* **EXERCISE REQUIREMENTS**
Return the entries in full, exactly as written.

* **DATA UNDER STUDY**
________________________________________

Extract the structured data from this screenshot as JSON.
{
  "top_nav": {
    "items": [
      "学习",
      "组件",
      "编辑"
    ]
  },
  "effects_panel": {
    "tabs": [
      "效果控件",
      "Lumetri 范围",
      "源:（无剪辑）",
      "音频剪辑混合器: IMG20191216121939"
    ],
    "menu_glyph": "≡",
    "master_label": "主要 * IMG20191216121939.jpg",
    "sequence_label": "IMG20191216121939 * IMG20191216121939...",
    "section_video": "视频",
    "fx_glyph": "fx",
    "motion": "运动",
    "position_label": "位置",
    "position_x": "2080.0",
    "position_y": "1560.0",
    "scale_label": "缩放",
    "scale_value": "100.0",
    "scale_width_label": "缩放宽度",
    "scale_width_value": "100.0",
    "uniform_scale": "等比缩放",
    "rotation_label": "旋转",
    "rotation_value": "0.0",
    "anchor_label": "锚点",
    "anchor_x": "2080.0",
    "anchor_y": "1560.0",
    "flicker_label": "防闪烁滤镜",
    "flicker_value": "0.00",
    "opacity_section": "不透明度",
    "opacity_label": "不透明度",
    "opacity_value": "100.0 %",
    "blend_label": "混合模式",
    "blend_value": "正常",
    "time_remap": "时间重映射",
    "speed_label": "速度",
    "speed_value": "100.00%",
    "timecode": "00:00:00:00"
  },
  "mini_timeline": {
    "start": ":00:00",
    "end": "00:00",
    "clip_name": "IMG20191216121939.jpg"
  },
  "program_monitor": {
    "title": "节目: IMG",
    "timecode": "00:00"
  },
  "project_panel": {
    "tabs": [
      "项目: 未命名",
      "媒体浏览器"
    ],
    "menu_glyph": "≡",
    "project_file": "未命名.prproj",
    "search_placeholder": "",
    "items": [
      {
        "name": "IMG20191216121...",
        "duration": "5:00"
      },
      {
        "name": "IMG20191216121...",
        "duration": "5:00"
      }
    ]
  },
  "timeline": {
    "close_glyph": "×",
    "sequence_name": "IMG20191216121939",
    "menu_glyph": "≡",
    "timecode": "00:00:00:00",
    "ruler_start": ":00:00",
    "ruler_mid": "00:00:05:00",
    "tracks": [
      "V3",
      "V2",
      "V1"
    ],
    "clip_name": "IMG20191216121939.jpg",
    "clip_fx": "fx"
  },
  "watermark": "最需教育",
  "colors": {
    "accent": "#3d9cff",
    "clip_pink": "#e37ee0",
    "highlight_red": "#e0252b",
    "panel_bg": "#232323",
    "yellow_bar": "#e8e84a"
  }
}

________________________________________

* **EXERCISE RESPONSE**
Extract the structured data from this screenshot as JSON.
{
  "top_nav": {
    "items": [
      "学习",
      "组件",
      "编辑"
    ]
  },
  "effects_panel": {
    "tabs": [
      "效果控件",
      "Lumetri 范围",
      "源:（无剪辑）",
      "音频剪辑混合器: IMG20191216121939"
    ],
    "menu_glyph": "≡",
    "master_label": "主要 * IMG20191216121939.jpg",
    "sequence_label": "IMG20191216121939 * IMG20191216121939...",
    "section_video": "视频",
    "fx_glyph": "fx",
    "motion": "运动",
    "position_label": "位置",
    "position_x": "2080.0",
    "position_y": "1560.0",
    "scale_label": "缩放",
    "scale_value": "100.0",
    "scale_width_label": "缩放宽度",
    "scale_width_value": "100.0",
    "uniform_scale": "等比缩放",
    "rotation_label": "旋转",
    "rotation_value": "0.0",
    "anchor_label": "锚点",
    "anchor_x": "2080.0",
    "anchor_y": "1560.0",
    "flicker_label": "防闪烁滤镜",
    "flicker_value": "0.00",
    "opacity_section": "不透明度",
    "opacity_label": "不透明度",
    "opacity_value": "100.0 %",
    "blend_label": "混合模式",
    "blend_value": "正常",
    "time_remap": "时间重映射",
    "speed_label": "速度",
    "speed_value": "100.00%",
    "timecode": "00:00:00:00"
  },
  "mini_timeline": {
    "start": ":00:00",
    "end": "00:00",
    "clip_name": "IMG20191216121939.jpg"
  },
  "program_monitor": {
    "title": "节目: IMG",
    "timecode": "00:00"
  },
  "project_panel": {
    "tabs": [
      "项目: 未命名",
      "媒体浏览器"
    ],
    "menu_glyph": "≡",
    "project_file": "未命名.prproj",
    "search_placeholder": "",
    "items": [
      {
        "name": "IMG20191216121...",
        "duration": "5:00"
      },
      {
        "name": "IMG20191216121...",
        "duration": "5:00"
      }
    ]
  },
  "timeline": {
    "close_glyph": "×",
    "sequence_name": "IMG20191216121939",
    "menu_glyph": "≡",
    "timecode": "00:00:00:00",
    "ruler_start": ":00:00",
    "ruler_mid": "00:00:05:00",
    "tracks": [
      "V3",
      "V2",
      "V1"
    ],
    "clip_name": "IMG20191216121939.jpg",
    "clip_fx": "fx"
  },
  "watermark": "最需教育",
  "colors": {
    "accent": "#3d9cff",
    "clip_pink": "#e37ee0",
    "highlight_red": "#e0252b",
    "panel_bg": "#232323",
    "yellow_bar": "#e8e84a"
  }
}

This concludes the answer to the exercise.